Agape Love and Richard Dawkins’ Privileged Conflation of Reason with Justice


I confess: I love someone with Down Syndrome. None of my family members or close friends have this disability, but I often see such individuals on the street, at the Y, on the bus; any public place where human diversity can be readily noted. The love I’m talking about is agape: the love a person feels for others by virtue of their identity as individuals.

This kind of love also defines dignity in relation to justice: When Richard Dawkins and his ilk present their perspectives as if they were incontrovertible facts, they subjugate the experiences of different identity groups. I find it obvious that when such commentators use the pronoun “we,” they are referring to ablebodied, white, heterosexual male individuals: those with whom they share the most privileged position in society. Their perspective always affirms their identities as constituting a legitimate facet of the human experience, but explicitly subjugates the experiences of those who have experienced political oppression.

In discussing his latest of many ignorant assertions regarding the experiences of subjugated people groups (Muslims, sexual assault victims and most recently those with Down Syndrome), Dawkins has asserted that those who responded negatively to his assertions loved someone with Down Syndrome, and were too emotionally biased to appreciate the rationale behind his argument; thus imparting the bizarre implication that the emotion of love and the capacity for objective reasoning are mutually exclusive. Surely Dawkins realizes that emotions are essential in preventing the human race’s evolution into empathy-less robots; but his thinking process seems to be stymied by a privileged disassociation between disability and the benefit of preservation: because Dawkins assumes that his perspective on Down Syndrome is inherently benevolent, he contextualizes love as a hindrance to the latter’s eradication.
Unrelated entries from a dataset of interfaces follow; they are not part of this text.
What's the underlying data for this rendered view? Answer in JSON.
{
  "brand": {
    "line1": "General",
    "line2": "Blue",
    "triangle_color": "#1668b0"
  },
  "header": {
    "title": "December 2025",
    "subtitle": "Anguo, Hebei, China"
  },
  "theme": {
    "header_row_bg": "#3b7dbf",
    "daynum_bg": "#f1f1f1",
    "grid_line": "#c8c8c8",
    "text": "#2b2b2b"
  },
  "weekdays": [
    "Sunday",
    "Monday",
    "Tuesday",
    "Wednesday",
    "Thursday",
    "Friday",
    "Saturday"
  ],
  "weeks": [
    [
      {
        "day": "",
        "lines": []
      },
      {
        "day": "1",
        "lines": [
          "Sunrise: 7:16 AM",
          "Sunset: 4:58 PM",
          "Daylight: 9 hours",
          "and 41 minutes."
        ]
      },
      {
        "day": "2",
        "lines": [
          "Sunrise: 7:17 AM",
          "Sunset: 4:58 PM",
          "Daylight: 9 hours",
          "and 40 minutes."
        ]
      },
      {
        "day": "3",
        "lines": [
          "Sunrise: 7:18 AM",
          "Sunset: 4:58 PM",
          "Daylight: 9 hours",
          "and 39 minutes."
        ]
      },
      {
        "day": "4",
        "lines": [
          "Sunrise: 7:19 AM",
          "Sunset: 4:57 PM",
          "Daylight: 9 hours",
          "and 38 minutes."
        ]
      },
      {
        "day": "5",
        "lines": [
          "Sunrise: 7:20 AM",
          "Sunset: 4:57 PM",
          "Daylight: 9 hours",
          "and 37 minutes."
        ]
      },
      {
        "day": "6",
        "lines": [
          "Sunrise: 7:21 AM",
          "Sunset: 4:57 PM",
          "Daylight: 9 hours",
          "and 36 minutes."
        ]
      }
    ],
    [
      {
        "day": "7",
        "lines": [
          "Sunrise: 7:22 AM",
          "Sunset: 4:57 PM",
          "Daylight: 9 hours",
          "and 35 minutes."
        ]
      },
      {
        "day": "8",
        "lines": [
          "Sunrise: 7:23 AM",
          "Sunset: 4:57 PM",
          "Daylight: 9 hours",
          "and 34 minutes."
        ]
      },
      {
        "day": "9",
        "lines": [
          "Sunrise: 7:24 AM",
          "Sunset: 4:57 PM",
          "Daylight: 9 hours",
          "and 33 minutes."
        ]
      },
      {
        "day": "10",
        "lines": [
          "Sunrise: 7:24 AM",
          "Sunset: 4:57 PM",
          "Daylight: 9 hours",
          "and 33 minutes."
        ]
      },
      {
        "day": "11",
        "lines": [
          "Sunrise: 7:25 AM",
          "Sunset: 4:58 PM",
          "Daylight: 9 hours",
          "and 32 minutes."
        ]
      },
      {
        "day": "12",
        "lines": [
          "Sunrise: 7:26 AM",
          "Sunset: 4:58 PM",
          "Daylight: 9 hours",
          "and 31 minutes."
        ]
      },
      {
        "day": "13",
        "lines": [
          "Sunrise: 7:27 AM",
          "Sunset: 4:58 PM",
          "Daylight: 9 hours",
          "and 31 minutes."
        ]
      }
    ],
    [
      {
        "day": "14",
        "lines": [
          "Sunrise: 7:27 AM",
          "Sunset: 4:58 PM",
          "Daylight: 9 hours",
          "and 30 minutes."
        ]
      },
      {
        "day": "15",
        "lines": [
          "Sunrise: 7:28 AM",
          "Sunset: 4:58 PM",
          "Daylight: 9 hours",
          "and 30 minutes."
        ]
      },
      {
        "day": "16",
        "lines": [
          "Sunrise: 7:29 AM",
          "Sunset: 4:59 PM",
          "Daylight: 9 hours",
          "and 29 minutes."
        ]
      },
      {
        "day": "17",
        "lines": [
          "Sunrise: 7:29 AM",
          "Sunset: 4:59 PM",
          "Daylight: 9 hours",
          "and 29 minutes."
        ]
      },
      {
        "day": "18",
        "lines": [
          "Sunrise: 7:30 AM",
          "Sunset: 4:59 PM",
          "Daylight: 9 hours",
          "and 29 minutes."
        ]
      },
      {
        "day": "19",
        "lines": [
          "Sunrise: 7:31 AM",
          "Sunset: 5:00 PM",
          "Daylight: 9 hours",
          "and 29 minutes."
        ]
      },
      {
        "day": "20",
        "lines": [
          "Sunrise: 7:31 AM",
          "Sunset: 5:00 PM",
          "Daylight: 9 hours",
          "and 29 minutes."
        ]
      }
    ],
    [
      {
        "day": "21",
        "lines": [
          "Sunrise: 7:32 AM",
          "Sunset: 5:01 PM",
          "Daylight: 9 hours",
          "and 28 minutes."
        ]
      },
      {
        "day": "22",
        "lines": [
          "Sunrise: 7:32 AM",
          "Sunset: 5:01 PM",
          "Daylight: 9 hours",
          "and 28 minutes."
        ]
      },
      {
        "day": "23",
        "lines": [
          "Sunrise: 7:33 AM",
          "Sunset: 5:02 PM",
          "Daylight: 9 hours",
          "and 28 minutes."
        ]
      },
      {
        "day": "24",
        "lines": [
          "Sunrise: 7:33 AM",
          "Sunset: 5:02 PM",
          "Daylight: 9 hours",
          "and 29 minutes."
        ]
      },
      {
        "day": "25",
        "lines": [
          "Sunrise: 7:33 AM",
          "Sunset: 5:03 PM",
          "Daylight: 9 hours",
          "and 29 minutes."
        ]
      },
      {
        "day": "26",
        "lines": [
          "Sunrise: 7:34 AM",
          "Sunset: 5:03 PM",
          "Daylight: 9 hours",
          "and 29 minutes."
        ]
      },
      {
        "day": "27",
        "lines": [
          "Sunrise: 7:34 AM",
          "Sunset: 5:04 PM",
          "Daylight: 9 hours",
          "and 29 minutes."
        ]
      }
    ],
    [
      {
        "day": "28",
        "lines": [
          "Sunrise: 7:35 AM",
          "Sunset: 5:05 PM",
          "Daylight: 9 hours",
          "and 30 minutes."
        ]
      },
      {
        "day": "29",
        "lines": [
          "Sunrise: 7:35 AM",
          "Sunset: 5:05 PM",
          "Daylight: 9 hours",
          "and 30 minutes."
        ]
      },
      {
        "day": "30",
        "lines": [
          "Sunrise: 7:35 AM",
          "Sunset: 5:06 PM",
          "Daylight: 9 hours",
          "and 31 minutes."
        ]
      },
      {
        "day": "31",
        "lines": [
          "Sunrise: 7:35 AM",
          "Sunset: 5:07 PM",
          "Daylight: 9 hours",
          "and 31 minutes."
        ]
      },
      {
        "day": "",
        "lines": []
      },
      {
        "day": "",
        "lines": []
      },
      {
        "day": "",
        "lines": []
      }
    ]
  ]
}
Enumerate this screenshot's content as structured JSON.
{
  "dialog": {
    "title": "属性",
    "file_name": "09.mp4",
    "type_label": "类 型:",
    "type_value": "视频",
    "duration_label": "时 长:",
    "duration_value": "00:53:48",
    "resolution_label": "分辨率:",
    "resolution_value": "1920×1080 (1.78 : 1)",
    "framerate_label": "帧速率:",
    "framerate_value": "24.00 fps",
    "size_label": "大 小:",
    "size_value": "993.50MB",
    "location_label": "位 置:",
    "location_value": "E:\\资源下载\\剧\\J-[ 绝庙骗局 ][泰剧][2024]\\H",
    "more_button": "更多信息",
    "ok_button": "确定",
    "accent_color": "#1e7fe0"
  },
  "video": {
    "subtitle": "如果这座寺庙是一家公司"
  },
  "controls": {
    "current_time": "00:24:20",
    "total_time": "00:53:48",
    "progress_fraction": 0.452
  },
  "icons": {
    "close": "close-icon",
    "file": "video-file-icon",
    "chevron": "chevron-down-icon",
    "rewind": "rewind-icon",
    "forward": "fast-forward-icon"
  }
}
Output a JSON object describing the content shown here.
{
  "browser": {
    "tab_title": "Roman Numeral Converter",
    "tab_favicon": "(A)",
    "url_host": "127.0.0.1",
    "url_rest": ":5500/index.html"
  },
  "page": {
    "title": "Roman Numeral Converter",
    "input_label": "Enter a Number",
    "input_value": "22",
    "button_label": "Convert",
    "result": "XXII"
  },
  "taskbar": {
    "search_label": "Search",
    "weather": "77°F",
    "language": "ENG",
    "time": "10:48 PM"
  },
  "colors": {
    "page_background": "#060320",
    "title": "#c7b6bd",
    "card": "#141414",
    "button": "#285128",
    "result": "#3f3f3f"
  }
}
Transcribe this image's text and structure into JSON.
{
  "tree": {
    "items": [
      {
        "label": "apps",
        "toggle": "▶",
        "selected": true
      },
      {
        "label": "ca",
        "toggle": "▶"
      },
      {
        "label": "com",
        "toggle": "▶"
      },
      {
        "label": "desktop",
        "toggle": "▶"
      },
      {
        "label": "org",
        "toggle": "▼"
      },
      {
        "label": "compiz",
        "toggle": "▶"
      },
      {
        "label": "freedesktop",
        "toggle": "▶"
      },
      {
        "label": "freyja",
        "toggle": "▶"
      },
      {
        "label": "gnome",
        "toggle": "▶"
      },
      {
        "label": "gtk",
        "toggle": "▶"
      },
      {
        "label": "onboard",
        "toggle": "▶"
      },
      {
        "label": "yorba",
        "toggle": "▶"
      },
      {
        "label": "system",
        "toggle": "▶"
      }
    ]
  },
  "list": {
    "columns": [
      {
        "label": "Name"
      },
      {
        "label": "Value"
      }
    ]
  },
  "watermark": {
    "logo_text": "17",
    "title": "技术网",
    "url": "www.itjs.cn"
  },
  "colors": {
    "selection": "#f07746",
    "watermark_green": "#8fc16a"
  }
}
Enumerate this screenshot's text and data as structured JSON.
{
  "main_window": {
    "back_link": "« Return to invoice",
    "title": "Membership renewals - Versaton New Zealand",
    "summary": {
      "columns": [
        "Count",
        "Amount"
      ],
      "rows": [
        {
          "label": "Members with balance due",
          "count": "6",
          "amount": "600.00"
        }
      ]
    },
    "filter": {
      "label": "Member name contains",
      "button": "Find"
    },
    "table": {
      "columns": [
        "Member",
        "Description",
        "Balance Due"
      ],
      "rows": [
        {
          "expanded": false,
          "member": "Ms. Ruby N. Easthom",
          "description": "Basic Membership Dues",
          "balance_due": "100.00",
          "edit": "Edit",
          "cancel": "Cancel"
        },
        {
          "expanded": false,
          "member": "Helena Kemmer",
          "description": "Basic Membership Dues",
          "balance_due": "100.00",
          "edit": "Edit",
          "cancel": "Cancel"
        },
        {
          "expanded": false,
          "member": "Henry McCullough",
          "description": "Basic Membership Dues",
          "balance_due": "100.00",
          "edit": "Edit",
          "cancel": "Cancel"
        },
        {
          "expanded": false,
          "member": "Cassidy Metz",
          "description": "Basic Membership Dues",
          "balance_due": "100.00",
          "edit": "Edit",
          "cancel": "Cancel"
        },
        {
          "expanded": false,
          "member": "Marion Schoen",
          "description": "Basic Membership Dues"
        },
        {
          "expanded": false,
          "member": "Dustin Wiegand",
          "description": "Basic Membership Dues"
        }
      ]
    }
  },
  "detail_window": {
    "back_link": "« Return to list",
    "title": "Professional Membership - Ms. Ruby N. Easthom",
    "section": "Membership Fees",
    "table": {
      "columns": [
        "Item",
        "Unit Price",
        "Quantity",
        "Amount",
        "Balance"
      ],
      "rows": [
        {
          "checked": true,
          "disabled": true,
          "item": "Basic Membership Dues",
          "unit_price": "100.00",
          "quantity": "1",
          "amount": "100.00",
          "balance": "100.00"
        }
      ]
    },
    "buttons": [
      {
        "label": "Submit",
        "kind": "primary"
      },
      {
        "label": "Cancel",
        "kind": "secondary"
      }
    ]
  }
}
 What Dawkins doesn’t realize is that those of us who love individuals with Down Syndrome understand him very well: he and his colleagues have a serious ableism problem, but their privilege prevents them from acknowledging how this phenomenon impacts his perceptions of what is “rational;” a characteristic that Dawkins conflates with justice.